What did writing about movies for so many years teach you about telling a story?
Writing about movies taught me to keep the story moving. Forward narrative motion is essential to keeping a reader's/viewer's interest. Drop anything that doesn't serve the story - and end once, with a bang, confidently. I hate movies with multiple endings that seem to second-guess each other.
People say I see with a cinematic eye but I started out in college writing poetry for the Berkeley Poetry Review with novelist Mona Simpson, children's author and artist Elisa Kleven and film producer/writer/director James Schamus. Visual images and their description have always been part of my writing palette. That said, I pay a lot of attention to the visuals. Also, I pay a lot of attention to conflict - what is the story without tension?

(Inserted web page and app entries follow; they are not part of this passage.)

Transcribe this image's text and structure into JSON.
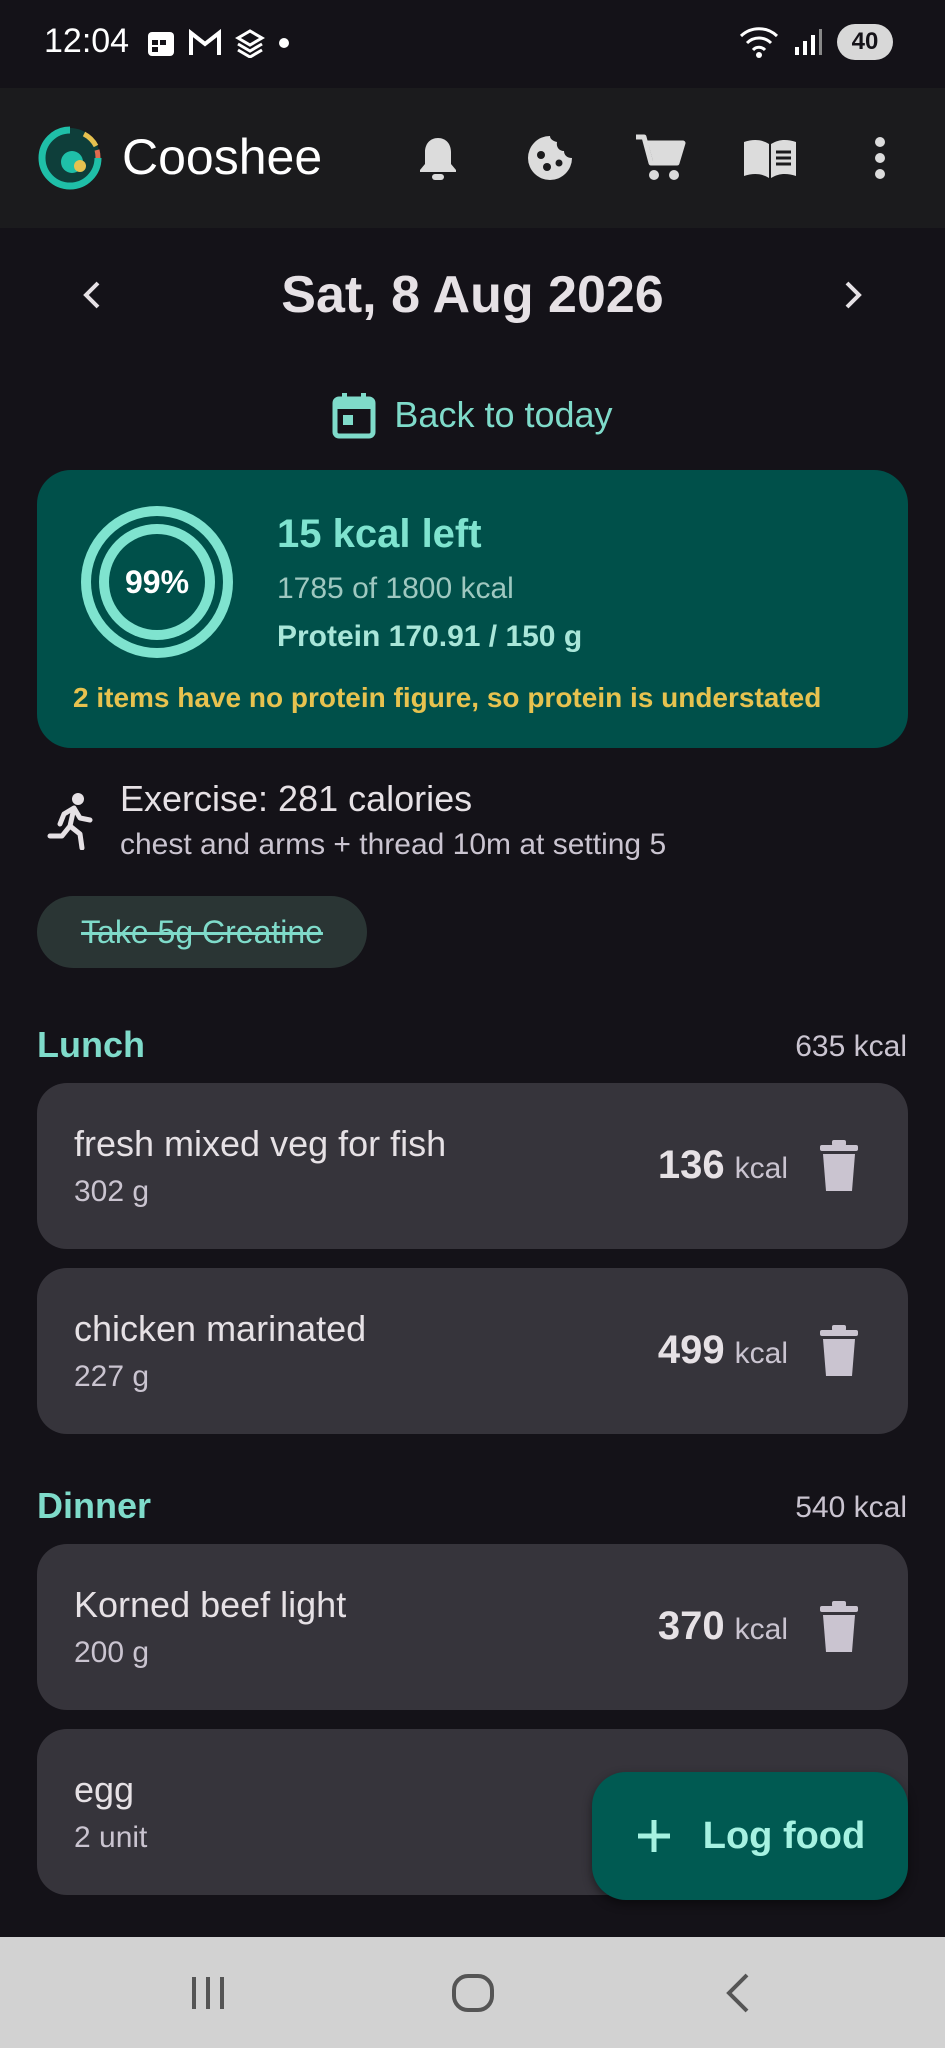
{
  "status_bar": {
    "time": "12:04",
    "battery": "40"
  },
  "app_bar": {
    "title": "Cooshee"
  },
  "date_nav": {
    "date": "Sat, 8 Aug 2026",
    "back_to_today": "Back to today"
  },
  "summary": {
    "ring_percent_label": "99%",
    "ring_progress": 0.99,
    "kcal_left": "15 kcal left",
    "kcal_of": "1785 of 1800 kcal",
    "protein": "Protein 170.91 / 150 g",
    "warning": "2 items have no protein figure, so protein is understated"
  },
  "exercise": {
    "title": "Exercise: 281 calories",
    "subtitle": "chest and arms + thread 10m at setting 5"
  },
  "reminder_chip": {
    "label": "Take 5g Creatine"
  },
  "meals": [
    {
      "name": "Lunch",
      "total": "635 kcal",
      "items": [
        {
          "name": "fresh mixed veg for fish",
          "qty": "302 g",
          "kcal": "136",
          "unit": "kcal"
        },
        {
          "name": "chicken marinated",
          "qty": "227 g",
          "kcal": "499",
          "unit": "kcal"
        }
      ]
    },
    {
      "name": "Dinner",
      "total": "540 kcal",
      "items": [
        {
          "name": "Korned beef light",
          "qty": "200 g",
          "kcal": "370",
          "unit": "kcal"
        },
        {
          "name": "egg",
          "qty": "2 unit"
        }
      ]
    }
  ],
  "fab": {
    "label": "Log food"
  },
  "colors": {
    "accent": "#7fdbca",
    "card": "#36343b",
    "summary_bg": "#00504a",
    "warning": "#e7c24f"
  }
}
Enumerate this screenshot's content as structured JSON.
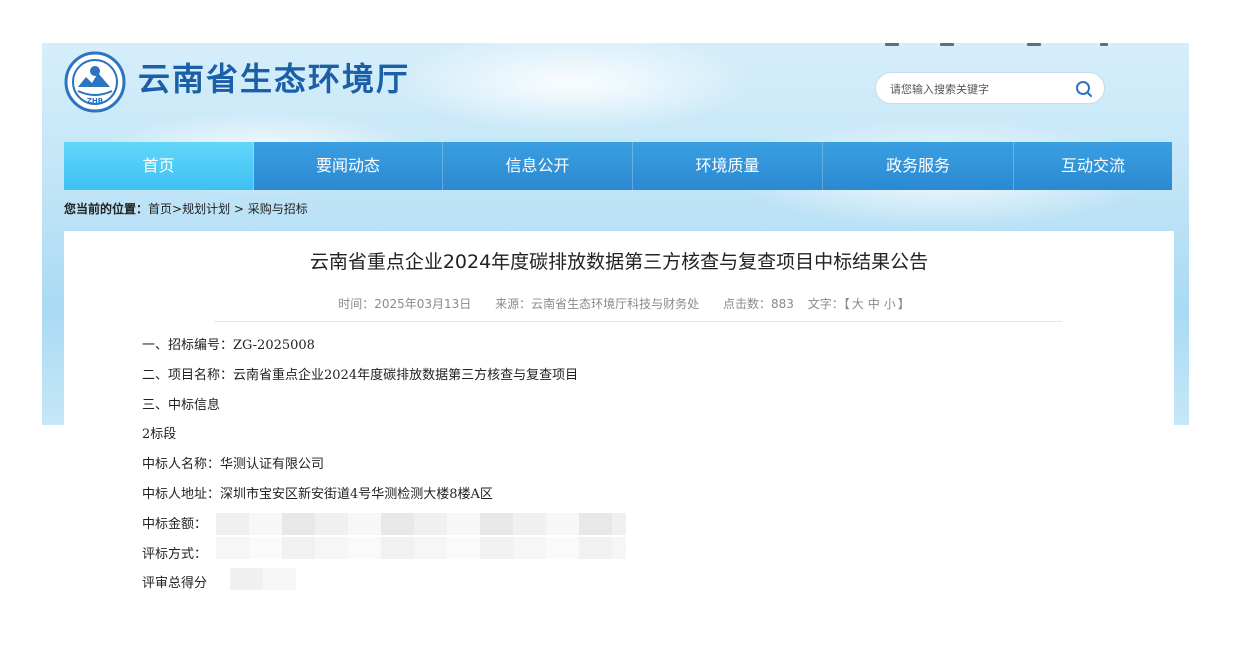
{
  "site": {
    "title": "云南省生态环境厅",
    "logo_text": "ZHB"
  },
  "search": {
    "placeholder": "请您输入搜索关键字"
  },
  "nav": {
    "items": [
      "首页",
      "要闻动态",
      "信息公开",
      "环境质量",
      "政务服务",
      "互动交流"
    ],
    "active_index": 0
  },
  "breadcrumb": {
    "label": "您当前的位置：",
    "home": "首页",
    "sep1": ">",
    "plan": "规划计划",
    "sep2": " > ",
    "current": "采购与招标"
  },
  "article": {
    "title": "云南省重点企业2024年度碳排放数据第三方核查与复查项目中标结果公告",
    "meta": {
      "time": "时间：2025年03月13日",
      "source": "来源：云南省生态环境厅科技与财务处",
      "clicks": "点击数：883",
      "font_label": "文字：",
      "bracket_open": "【",
      "size_large": "大",
      "size_medium": "中",
      "size_small": "小",
      "bracket_close": "】"
    },
    "lines": [
      "一、招标编号：ZG-2025008",
      "二、项目名称：云南省重点企业2024年度碳排放数据第三方核查与复查项目",
      "三、中标信息",
      "2标段",
      "中标人名称：华测认证有限公司",
      "中标人地址：深圳市宝安区新安街道4号华测检测大楼8楼A区",
      "中标金额：",
      "评标方式：",
      "评审总得分"
    ]
  },
  "colors": {
    "nav_bg": "#2b89d1",
    "nav_active": "#4ac6f5",
    "title_blue": "#1b5fa6"
  }
}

However, writing about movies, and Westerns in particular, left me thirsting for more female-driven stories. When I saw a movie like Tombstone, where every boot is historically accurate, every vest button a match for the past, and yet the women are not given the same detailed accuracy, I felt compelled to write the stories of these women. There are so many prostitutes in Westerns - but where did they come from? What were their stories, their lineage? More recently, when I saw Quentin Tarantino's "The Hateful Eight," where he just heaps humiliation on the female prisoner played (and Oscar-nominated) by Jennifer Jason Leigh, I felt there is my argument, if I even needed one, for writing a female-driven Western. There are so many stories that we need to tell - and the story of Josephine Sarah Marcus is the one I felt most passionate about. I could write about movies, and rail about the paucity of women characters and their treatment, or I could write a novel with a strong and sexy heroine. So that's what I did.